Porter is currently at work on a second book, entitled The Art of the Queue: From the Revolution to Putin. This book explores standing in line as a paradigmatic experience of Soviet everyday life and an enduring cultural trope in contemporary Russia. Porter has been awarded a Fall 2021 membership at the Institute for Advanced Studies’ School of Historical Studies and a Spring 2022 faculty fellowship from CU Boulder’s Center for Humanities and the Arts in support of this project. She previously received a 2015-16 Postdoctoral Fellowship at Harvard University’s Davis Center for Russian and Eurasian Studies for this project and was interviewed about it on the Davis Center's podcast, “The Eurasian Enigma.”

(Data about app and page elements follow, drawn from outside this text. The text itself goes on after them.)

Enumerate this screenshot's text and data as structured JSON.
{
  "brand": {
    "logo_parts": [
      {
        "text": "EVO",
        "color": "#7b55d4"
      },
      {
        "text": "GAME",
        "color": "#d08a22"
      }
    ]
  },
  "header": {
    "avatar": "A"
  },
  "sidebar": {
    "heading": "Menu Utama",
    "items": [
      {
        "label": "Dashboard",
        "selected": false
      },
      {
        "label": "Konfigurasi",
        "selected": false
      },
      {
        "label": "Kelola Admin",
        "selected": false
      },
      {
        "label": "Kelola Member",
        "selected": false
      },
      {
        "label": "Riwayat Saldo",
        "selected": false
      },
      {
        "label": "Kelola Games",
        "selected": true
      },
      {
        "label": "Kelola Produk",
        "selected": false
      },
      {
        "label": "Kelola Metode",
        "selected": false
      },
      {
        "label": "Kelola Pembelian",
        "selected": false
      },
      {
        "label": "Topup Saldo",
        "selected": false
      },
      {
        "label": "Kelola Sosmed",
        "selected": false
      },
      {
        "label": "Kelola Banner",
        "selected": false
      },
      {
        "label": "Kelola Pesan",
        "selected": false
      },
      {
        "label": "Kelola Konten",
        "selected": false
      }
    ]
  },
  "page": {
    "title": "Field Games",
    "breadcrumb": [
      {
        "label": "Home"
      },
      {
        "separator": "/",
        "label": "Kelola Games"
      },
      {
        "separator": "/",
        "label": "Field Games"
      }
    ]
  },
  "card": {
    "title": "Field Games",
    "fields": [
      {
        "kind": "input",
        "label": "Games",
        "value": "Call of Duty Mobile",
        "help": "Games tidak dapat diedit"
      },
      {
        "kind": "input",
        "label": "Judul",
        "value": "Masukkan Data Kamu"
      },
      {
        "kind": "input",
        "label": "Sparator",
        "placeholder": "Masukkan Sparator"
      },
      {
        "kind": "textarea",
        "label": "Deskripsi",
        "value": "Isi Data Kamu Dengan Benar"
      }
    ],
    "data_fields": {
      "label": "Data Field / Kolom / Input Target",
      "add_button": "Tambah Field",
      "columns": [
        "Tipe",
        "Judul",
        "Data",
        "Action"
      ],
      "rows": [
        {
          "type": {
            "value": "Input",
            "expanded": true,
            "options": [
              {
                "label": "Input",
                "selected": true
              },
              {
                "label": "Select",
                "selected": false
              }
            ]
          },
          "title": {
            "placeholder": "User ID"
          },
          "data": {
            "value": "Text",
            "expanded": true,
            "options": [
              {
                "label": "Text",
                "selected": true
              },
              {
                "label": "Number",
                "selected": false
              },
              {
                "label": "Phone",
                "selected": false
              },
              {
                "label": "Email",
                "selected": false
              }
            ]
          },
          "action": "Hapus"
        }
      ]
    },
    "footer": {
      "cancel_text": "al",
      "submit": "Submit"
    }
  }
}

Together with Maya Vinokour at NYU, Porter is also co-editing a collection of essays entitled Russian Energy Culture: Work, Power, and Waste since 1850. The manuscript explores energy as a shaping force in Russian culture from the late 19th century to the present.
Economies of Feeling: Russian Literature under Nicholas I. Northwestern UP, 2017.
Reviewed by Claire Whitehead for the Slavic Review 77, no. 4 (2018): 1117-8; Michael Wachtel for the Russian Review 77, no. 1 (2018): 132; Roger Cockrell for the Slavonic and East European Review 96, no. 2 (2018): 329-31; Olga Zolotareva for the Slavic and East European Journal 62, no. 3 (2018): 619-20; A. J. Deblasio for Choice 55, no. 5 (2018): 607-8; and Vadim Shneyder for Modern Language Quarterly 80, no. 1 (2019): 106-8.
Reprinted in Russian translation as Ekonomika chuvstv: Russkaia literatura epokhi Nikolaia I. Trans. O. M. Pobortseva. Academic Studies Press, 2021.
Featured in Gorky Media’s “Books of the Week” [“Knigi nedeli”] on October 1, 2021.
Articles and book chapters:
“Dostoevsky’s Narrative Economy: Rainbow Bills in The Brothers Karamazov.” Dostoevsky Studies, New Series 22 (2019): 73-88.
Reprinted in Russian translation as “Povestvovatel’naia ekonomika Dostoevsogo: Raduzhnye kreditnye bilety v romane Brat’ia Karamazovy,” trans. Margarita Vaysman, in Russkii realizm XIX-ogo veka: Obshchestvo, znanie, povestvovanie [19th-Century Russian Realism: Society, Knowledge, Narrative]. Edited by Margarita Vaysman, Aleksei Vdovin, Ilya Kliger, Kirill Ospovat. Moscow: Novoe literaturnoe obozrenie [New Literary Survey], 2020. 296-317.
“Commemorative Queues: Bread, Lenin, ‘Requiem’.” The Slavic and East European Journal 61.3 (Fall 2017): 495-518.
“100 Years of the Queue.” Introduction to a thematic cluster on Soviet queue culture. The Slavic and East European Journal 61.3 (Fall 2017): 490-94.
“Alien Commodities: Aelita, Solaris, and Kin-dza-dza!” In Simultaneous Worlds: Global Science Fiction Cinema. Jennifer L. Feeley and Sarah Ann Wells, eds. Minneapolis: University of Minnesota Press, 2015. 243-56.
“The Double, the Ruble, the Real: Counterfeit Money in Dostoevsky’s Dvoinik.” SEEJ 58, no. 3 (2014): 378-93.